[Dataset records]
::::
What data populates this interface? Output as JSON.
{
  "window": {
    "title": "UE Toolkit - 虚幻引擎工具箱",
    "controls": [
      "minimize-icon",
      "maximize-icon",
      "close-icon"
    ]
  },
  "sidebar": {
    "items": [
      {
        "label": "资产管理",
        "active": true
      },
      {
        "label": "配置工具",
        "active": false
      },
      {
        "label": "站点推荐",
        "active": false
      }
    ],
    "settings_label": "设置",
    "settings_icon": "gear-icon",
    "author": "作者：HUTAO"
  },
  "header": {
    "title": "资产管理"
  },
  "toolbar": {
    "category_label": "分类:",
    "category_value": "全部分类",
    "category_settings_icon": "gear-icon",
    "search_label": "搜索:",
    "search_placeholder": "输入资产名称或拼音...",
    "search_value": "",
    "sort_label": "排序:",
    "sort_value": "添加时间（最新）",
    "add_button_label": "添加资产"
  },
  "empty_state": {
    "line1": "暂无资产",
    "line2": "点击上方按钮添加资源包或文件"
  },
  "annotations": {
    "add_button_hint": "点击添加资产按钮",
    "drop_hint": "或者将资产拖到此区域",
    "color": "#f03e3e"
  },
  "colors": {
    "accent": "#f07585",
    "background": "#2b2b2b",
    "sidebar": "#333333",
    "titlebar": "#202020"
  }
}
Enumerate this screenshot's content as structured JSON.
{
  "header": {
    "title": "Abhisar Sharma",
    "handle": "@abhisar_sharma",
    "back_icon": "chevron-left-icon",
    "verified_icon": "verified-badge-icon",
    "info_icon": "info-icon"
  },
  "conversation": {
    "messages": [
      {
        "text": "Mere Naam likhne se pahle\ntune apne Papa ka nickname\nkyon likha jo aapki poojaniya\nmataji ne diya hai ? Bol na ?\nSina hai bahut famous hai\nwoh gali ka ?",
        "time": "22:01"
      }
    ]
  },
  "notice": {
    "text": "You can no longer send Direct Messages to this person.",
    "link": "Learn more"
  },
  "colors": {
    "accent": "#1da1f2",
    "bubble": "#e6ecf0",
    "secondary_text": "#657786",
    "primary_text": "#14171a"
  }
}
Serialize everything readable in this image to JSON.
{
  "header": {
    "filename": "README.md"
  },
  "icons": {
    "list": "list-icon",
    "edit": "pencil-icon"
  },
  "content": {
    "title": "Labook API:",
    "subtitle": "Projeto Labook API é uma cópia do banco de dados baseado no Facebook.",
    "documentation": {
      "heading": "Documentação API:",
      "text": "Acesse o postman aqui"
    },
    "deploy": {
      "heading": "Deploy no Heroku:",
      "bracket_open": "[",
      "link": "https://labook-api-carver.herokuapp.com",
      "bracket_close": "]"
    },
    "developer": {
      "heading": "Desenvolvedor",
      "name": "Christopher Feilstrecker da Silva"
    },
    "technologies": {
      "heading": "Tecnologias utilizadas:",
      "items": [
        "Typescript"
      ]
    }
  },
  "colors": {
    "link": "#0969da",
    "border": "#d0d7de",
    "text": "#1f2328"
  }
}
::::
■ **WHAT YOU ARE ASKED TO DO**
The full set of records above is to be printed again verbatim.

■ **SOLUTION**
What data populates this interface? Output as JSON.
{
  "window": {
    "title": "UE Toolkit - 虚幻引擎工具箱",
    "controls": [
      "minimize-icon",
      "maximize-icon",
      "close-icon"
    ]
  },
  "sidebar": {
    "items": [
      {
        "label": "资产管理",
        "active": true
      },
      {
        "label": "配置工具",
        "active": false
      },
      {
        "label": "站点推荐",
        "active": false
      }
    ],
    "settings_label": "设置",
    "settings_icon": "gear-icon",
    "author": "作者：HUTAO"
  },
  "header": {
    "title": "资产管理"
  },
  "toolbar": {
    "category_label": "分类:",
    "category_value": "全部分类",
    "category_settings_icon": "gear-icon",
    "search_label": "搜索:",
    "search_placeholder": "输入资产名称或拼音...",
    "search_value": "",
    "sort_label": "排序:",
    "sort_value": "添加时间（最新）",
    "add_button_label": "添加资产"
  },
  "empty_state": {
    "line1": "暂无资产",
    "line2": "点击上方按钮添加资源包或文件"
  },
  "annotations": {
    "add_button_hint": "点击添加资产按钮",
    "drop_hint": "或者将资产拖到此区域",
    "color": "#f03e3e"
  },
  "colors": {
    "accent": "#f07585",
    "background": "#2b2b2b",
    "sidebar": "#333333",
    "titlebar": "#202020"
  }
}
Enumerate this screenshot's content as structured JSON.
{
  "header": {
    "title": "Abhisar Sharma",
    "handle": "@abhisar_sharma",
    "back_icon": "chevron-left-icon",
    "verified_icon": "verified-badge-icon",
    "info_icon": "info-icon"
  },
  "conversation": {
    "messages": [
      {
        "text": "Mere Naam likhne se pahle\ntune apne Papa ka nickname\nkyon likha jo aapki poojaniya\nmataji ne diya hai ? Bol na ?\nSina hai bahut famous hai\nwoh gali ka ?",
        "time": "22:01"
      }
    ]
  },
  "notice": {
    "text": "You can no longer send Direct Messages to this person.",
    "link": "Learn more"
  },
  "colors": {
    "accent": "#1da1f2",
    "bubble": "#e6ecf0",
    "secondary_text": "#657786",
    "primary_text": "#14171a"
  }
}
Serialize everything readable in this image to JSON.
{
  "header": {
    "filename": "README.md"
  },
  "icons": {
    "list": "list-icon",
    "edit": "pencil-icon"
  },
  "content": {
    "title": "Labook API:",
    "subtitle": "Projeto Labook API é uma cópia do banco de dados baseado no Facebook.",
    "documentation": {
      "heading": "Documentação API:",
      "text": "Acesse o postman aqui"
    },
    "deploy": {
      "heading": "Deploy no Heroku:",
      "bracket_open": "[",
      "link": "https://labook-api-carver.herokuapp.com",
      "bracket_close": "]"
    },
    "developer": {
      "heading": "Desenvolvedor",
      "name": "Christopher Feilstrecker da Silva"
    },
    "technologies": {
      "heading": "Tecnologias utilizadas:",
      "items": [
        "Typescript"
      ]
    }
  },
  "colors": {
    "link": "#0969da",
    "border": "#d0d7de",
    "text": "#1f2328"
  }
}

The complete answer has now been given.